(to Barwon Highway (State Route 85) – Nindigully)
Bypass does not carry the shields, although named as the Leichhardt Highway
327 203 Marshall Street west to Barwon Highway (State Route 85) – Goondiwindi town centre, St George / Nindigully
Newell Highway (National Route A39) south – Macintyre River to New South Wales
South-western highway terminus at roundabout
1.000 mi = 1.609 km; 1.000 km = 0.621 mi

Gallery[edit]

See also[edit]

References[edit]

  1. ^ a b Google (2 April 2015). "Cunningham Highway" (Map). Google Maps. Google. Retrieved 2 April 2015. 
  2. ^ a b "South-east Queensland coast (map 7)" (PDF) (Map). Guide to Queensland Roads. Department of Transport and Main Roads, Queensland Government. 16 September 2013. Retrieved 31 March 2015. 
  3. ^ a b "South-west Queensland Downs (map 6)" (PDF) (Map). Guide to Queensland Roads. Department of Transport and Main Roads, Queensland Government. 16 September 2013. Retrieved 31 March 2015. 
  4. ^ Queensland Environmental Protection Agency (2000). Heritage Trails of the Great South East. State of Queensland. p. 35. ISBN 0-7345-1008-X. 
  5. ^ a b c d "Spicers Gap Road Conservation Park (entry 601732)". Queensland Heritage Register. Queensland Heritage Council. Retrieved 1 August 2014. 
  6. ^ "NEW EAST-WEST ROUTE". Warwick Daily News (2489). Queensland, Australia. 13 June 1927. p. 6. Retrieved 9 December 2016 – via National Library of Australia. 
  7. ^ "Cunningham's Gap". The Brisbane Courier. Qld.: National Library of Australia. 13 June 1927. p. 13. Retrieved 12 August 2011. 
  8. ^ "Allan Cunningham". Monument Australia. Retrieved 9 December 2016. 
  9. ^ "Week-end Trips – State of Roads – Royal Automobile Club's Reports". The Brisbane Courier. Qld.: National Library of Australia. 2 July 1927. p. 18. Retrieved 14 August 2011. 
  10. ^ "Minister opens new highway". The Courier-Mail. Qld.: National Library of Australia. 7 November 1949. p. 3. Retrieved 13 September 2011. 
  11. ^ a b c d "Map of Cunningham Highway, QLD". Bonzle Digital Atlas of Australia. Retrieved 31 March 2015. 

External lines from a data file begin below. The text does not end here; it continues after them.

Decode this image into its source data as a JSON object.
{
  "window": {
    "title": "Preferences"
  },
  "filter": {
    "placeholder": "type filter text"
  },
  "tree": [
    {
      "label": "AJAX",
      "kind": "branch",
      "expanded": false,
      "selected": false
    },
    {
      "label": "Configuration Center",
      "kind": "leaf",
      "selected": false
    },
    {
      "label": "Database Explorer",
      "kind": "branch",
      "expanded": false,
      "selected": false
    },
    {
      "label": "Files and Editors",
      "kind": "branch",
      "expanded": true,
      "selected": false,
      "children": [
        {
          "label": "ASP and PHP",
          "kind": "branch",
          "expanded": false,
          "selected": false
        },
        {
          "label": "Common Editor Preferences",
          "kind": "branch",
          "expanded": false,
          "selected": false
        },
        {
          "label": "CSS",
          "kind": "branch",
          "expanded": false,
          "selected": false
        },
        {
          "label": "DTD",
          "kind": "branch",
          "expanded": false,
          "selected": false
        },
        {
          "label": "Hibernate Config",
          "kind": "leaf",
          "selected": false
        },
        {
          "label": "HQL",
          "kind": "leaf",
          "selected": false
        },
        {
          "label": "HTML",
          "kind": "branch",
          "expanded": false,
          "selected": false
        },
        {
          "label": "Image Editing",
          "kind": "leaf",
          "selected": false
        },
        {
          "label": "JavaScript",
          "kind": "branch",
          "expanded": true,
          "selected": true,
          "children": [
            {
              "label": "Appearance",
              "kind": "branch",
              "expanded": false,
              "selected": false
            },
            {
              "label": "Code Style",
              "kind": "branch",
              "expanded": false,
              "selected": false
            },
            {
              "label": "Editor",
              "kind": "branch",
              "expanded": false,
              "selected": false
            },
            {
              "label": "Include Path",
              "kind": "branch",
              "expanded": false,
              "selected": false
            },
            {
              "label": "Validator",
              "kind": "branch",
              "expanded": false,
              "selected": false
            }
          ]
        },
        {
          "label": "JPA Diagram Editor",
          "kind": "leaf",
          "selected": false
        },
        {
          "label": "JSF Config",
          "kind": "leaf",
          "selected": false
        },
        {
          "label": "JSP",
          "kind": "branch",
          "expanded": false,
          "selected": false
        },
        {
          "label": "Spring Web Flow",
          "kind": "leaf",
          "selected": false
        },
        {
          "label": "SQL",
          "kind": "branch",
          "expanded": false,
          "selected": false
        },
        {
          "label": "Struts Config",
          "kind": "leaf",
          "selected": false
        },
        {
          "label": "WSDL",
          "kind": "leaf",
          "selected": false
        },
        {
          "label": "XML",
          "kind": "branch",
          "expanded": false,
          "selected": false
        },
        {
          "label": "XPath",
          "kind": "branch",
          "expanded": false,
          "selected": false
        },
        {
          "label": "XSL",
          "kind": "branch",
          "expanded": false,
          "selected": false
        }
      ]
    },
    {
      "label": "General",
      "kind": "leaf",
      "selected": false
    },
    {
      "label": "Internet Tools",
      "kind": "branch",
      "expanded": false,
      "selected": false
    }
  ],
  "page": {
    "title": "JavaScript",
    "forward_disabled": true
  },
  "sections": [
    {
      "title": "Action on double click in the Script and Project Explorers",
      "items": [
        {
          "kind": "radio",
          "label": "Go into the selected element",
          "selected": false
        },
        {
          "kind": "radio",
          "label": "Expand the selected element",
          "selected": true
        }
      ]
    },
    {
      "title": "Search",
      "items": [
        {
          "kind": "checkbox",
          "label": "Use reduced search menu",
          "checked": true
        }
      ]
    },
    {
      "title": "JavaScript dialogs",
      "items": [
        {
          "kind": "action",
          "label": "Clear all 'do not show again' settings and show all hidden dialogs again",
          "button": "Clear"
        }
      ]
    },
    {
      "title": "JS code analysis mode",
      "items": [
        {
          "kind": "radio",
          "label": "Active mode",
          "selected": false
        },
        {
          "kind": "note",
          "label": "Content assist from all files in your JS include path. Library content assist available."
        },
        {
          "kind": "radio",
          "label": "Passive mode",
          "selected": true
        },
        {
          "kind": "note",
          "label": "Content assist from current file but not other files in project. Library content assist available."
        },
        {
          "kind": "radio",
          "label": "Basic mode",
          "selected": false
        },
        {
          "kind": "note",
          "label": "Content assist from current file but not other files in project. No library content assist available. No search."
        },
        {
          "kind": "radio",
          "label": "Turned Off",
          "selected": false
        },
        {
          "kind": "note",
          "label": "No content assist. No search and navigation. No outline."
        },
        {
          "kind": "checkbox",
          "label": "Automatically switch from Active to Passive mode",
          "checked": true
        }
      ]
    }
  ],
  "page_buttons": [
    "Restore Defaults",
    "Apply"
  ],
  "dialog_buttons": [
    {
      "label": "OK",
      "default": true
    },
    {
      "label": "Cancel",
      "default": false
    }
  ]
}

External links[edit]

Media related to Cunningham Highway at Wikimedia Commons